**What is needed:** An acceptable answer contains every record below, unchanged, and no pictures.

**Given entries:**
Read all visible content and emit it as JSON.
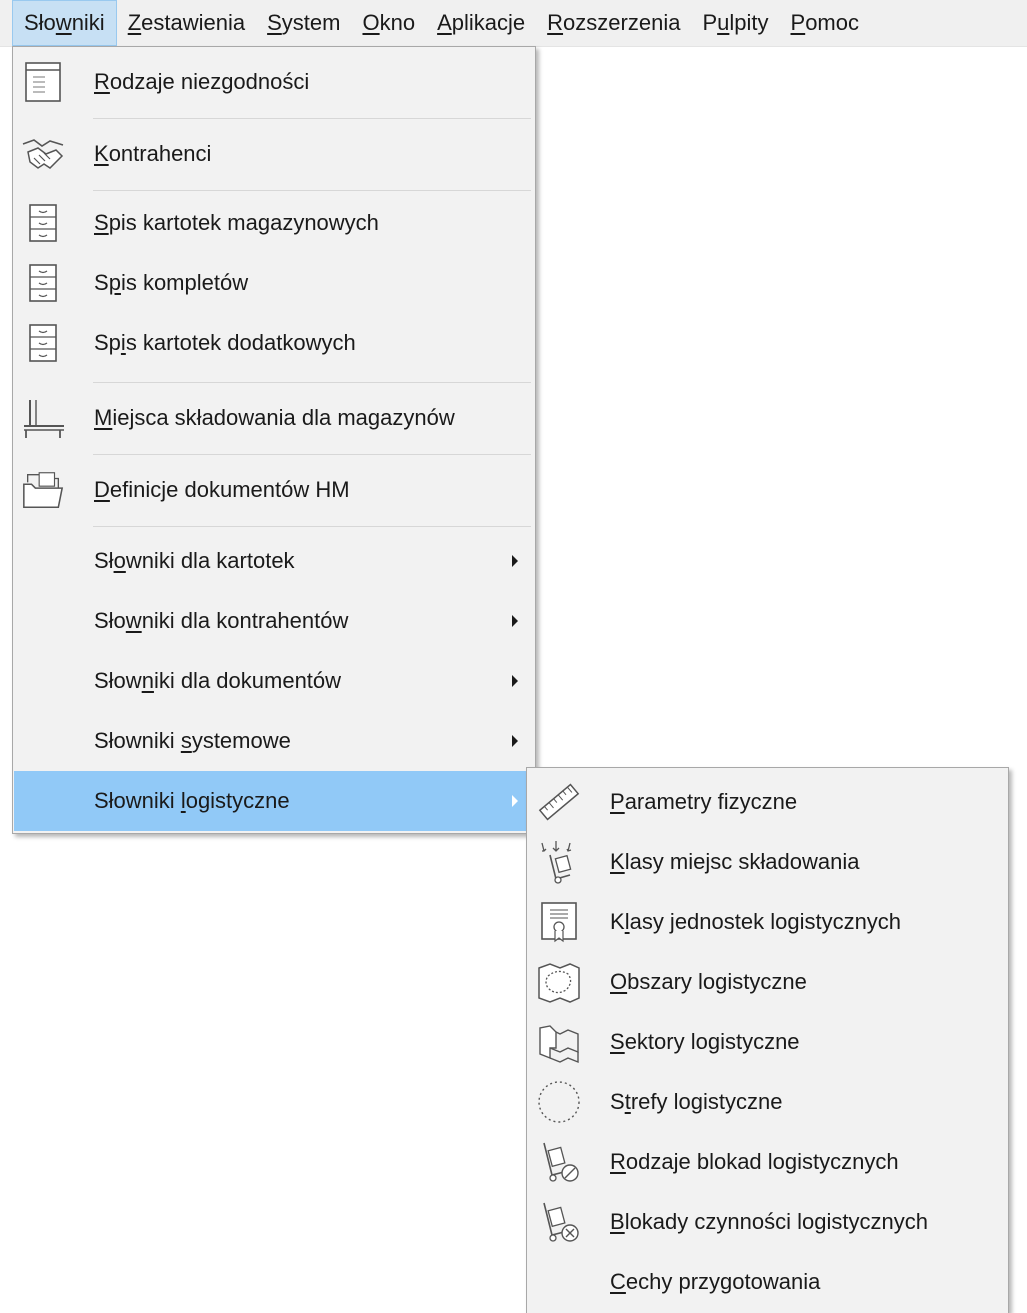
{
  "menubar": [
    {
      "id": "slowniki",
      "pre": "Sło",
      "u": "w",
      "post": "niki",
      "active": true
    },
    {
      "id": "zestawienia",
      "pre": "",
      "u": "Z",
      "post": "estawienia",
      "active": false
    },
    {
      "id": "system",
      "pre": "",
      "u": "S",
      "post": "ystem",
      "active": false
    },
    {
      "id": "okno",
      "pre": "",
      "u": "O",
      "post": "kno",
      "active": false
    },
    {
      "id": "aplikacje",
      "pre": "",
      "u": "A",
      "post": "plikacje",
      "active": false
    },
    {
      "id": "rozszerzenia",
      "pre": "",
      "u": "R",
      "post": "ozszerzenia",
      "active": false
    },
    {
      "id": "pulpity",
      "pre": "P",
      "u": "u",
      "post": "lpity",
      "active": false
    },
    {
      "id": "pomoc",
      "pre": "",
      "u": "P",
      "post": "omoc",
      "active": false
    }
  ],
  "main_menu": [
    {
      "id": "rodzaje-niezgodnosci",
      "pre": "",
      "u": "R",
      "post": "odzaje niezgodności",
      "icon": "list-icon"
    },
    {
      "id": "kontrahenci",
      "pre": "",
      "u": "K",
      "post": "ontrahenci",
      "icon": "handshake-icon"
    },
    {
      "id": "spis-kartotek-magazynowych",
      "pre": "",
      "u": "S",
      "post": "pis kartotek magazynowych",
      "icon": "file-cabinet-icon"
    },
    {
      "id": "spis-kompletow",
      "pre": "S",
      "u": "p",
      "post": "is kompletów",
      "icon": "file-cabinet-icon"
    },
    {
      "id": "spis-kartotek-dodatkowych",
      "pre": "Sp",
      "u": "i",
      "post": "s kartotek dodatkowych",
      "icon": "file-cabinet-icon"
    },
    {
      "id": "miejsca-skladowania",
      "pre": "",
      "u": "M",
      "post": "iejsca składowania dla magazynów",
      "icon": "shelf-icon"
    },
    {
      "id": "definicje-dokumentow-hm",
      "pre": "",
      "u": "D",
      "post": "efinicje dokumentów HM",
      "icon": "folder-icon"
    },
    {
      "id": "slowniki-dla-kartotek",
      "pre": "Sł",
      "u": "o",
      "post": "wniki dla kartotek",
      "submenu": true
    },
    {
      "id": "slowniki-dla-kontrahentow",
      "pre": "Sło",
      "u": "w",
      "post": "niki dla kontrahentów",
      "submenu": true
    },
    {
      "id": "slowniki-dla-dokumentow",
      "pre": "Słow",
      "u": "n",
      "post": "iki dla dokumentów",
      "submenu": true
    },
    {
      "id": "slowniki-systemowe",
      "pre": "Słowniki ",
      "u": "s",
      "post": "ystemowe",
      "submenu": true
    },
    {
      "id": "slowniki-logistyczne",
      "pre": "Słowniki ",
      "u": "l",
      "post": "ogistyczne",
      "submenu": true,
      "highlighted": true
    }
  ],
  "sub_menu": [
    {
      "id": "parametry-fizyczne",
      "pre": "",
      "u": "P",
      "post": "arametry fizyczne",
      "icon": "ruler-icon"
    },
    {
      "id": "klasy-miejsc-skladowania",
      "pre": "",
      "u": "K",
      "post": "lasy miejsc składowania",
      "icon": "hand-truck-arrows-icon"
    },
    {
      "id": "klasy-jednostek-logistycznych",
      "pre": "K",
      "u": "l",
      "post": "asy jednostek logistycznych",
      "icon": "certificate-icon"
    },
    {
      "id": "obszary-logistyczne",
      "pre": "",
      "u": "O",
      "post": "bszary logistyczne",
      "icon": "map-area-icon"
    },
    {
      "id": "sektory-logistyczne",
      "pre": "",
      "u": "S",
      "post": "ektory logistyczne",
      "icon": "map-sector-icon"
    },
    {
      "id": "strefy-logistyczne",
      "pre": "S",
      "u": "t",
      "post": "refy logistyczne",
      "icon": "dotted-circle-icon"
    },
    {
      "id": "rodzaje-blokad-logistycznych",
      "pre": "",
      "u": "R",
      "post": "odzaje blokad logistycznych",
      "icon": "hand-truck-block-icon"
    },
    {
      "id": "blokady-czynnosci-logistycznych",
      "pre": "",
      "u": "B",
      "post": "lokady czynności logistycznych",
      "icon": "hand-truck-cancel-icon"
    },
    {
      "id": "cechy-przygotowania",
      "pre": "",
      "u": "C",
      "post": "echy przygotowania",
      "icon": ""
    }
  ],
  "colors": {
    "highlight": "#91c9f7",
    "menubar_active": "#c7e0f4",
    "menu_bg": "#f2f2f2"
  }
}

**Task result:**
Read all visible content and emit it as JSON.
{
  "menubar": [
    {
      "id": "slowniki",
      "pre": "Sło",
      "u": "w",
      "post": "niki",
      "active": true
    },
    {
      "id": "zestawienia",
      "pre": "",
      "u": "Z",
      "post": "estawienia",
      "active": false
    },
    {
      "id": "system",
      "pre": "",
      "u": "S",
      "post": "ystem",
      "active": false
    },
    {
      "id": "okno",
      "pre": "",
      "u": "O",
      "post": "kno",
      "active": false
    },
    {
      "id": "aplikacje",
      "pre": "",
      "u": "A",
      "post": "plikacje",
      "active": false
    },
    {
      "id": "rozszerzenia",
      "pre": "",
      "u": "R",
      "post": "ozszerzenia",
      "active": false
    },
    {
      "id": "pulpity",
      "pre": "P",
      "u": "u",
      "post": "lpity",
      "active": false
    },
    {
      "id": "pomoc",
      "pre": "",
      "u": "P",
      "post": "omoc",
      "active": false
    }
  ],
  "main_menu": [
    {
      "id": "rodzaje-niezgodnosci",
      "pre": "",
      "u": "R",
      "post": "odzaje niezgodności",
      "icon": "list-icon"
    },
    {
      "id": "kontrahenci",
      "pre": "",
      "u": "K",
      "post": "ontrahenci",
      "icon": "handshake-icon"
    },
    {
      "id": "spis-kartotek-magazynowych",
      "pre": "",
      "u": "S",
      "post": "pis kartotek magazynowych",
      "icon": "file-cabinet-icon"
    },
    {
      "id": "spis-kompletow",
      "pre": "S",
      "u": "p",
      "post": "is kompletów",
      "icon": "file-cabinet-icon"
    },
    {
      "id": "spis-kartotek-dodatkowych",
      "pre": "Sp",
      "u": "i",
      "post": "s kartotek dodatkowych",
      "icon": "file-cabinet-icon"
    },
    {
      "id": "miejsca-skladowania",
      "pre": "",
      "u": "M",
      "post": "iejsca składowania dla magazynów",
      "icon": "shelf-icon"
    },
    {
      "id": "definicje-dokumentow-hm",
      "pre": "",
      "u": "D",
      "post": "efinicje dokumentów HM",
      "icon": "folder-icon"
    },
    {
      "id": "slowniki-dla-kartotek",
      "pre": "Sł",
      "u": "o",
      "post": "wniki dla kartotek",
      "submenu": true
    },
    {
      "id": "slowniki-dla-kontrahentow",
      "pre": "Sło",
      "u": "w",
      "post": "niki dla kontrahentów",
      "submenu": true
    },
    {
      "id": "slowniki-dla-dokumentow",
      "pre": "Słow",
      "u": "n",
      "post": "iki dla dokumentów",
      "submenu": true
    },
    {
      "id": "slowniki-systemowe",
      "pre": "Słowniki ",
      "u": "s",
      "post": "ystemowe",
      "submenu": true
    },
    {
      "id": "slowniki-logistyczne",
      "pre": "Słowniki ",
      "u": "l",
      "post": "ogistyczne",
      "submenu": true,
      "highlighted": true
    }
  ],
  "sub_menu": [
    {
      "id": "parametry-fizyczne",
      "pre": "",
      "u": "P",
      "post": "arametry fizyczne",
      "icon": "ruler-icon"
    },
    {
      "id": "klasy-miejsc-skladowania",
      "pre": "",
      "u": "K",
      "post": "lasy miejsc składowania",
      "icon": "hand-truck-arrows-icon"
    },
    {
      "id": "klasy-jednostek-logistycznych",
      "pre": "K",
      "u": "l",
      "post": "asy jednostek logistycznych",
      "icon": "certificate-icon"
    },
    {
      "id": "obszary-logistyczne",
      "pre": "",
      "u": "O",
      "post": "bszary logistyczne",
      "icon": "map-area-icon"
    },
    {
      "id": "sektory-logistyczne",
      "pre": "",
      "u": "S",
      "post": "ektory logistyczne",
      "icon": "map-sector-icon"
    },
    {
      "id": "strefy-logistyczne",
      "pre": "S",
      "u": "t",
      "post": "refy logistyczne",
      "icon": "dotted-circle-icon"
    },
    {
      "id": "rodzaje-blokad-logistycznych",
      "pre": "",
      "u": "R",
      "post": "odzaje blokad logistycznych",
      "icon": "hand-truck-block-icon"
    },
    {
      "id": "blokady-czynnosci-logistycznych",
      "pre": "",
      "u": "B",
      "post": "lokady czynności logistycznych",
      "icon": "hand-truck-cancel-icon"
    },
    {
      "id": "cechy-przygotowania",
      "pre": "",
      "u": "C",
      "post": "echy przygotowania",
      "icon": ""
    }
  ],
  "colors": {
    "highlight": "#91c9f7",
    "menubar_active": "#c7e0f4",
    "menu_bg": "#f2f2f2"
  }
}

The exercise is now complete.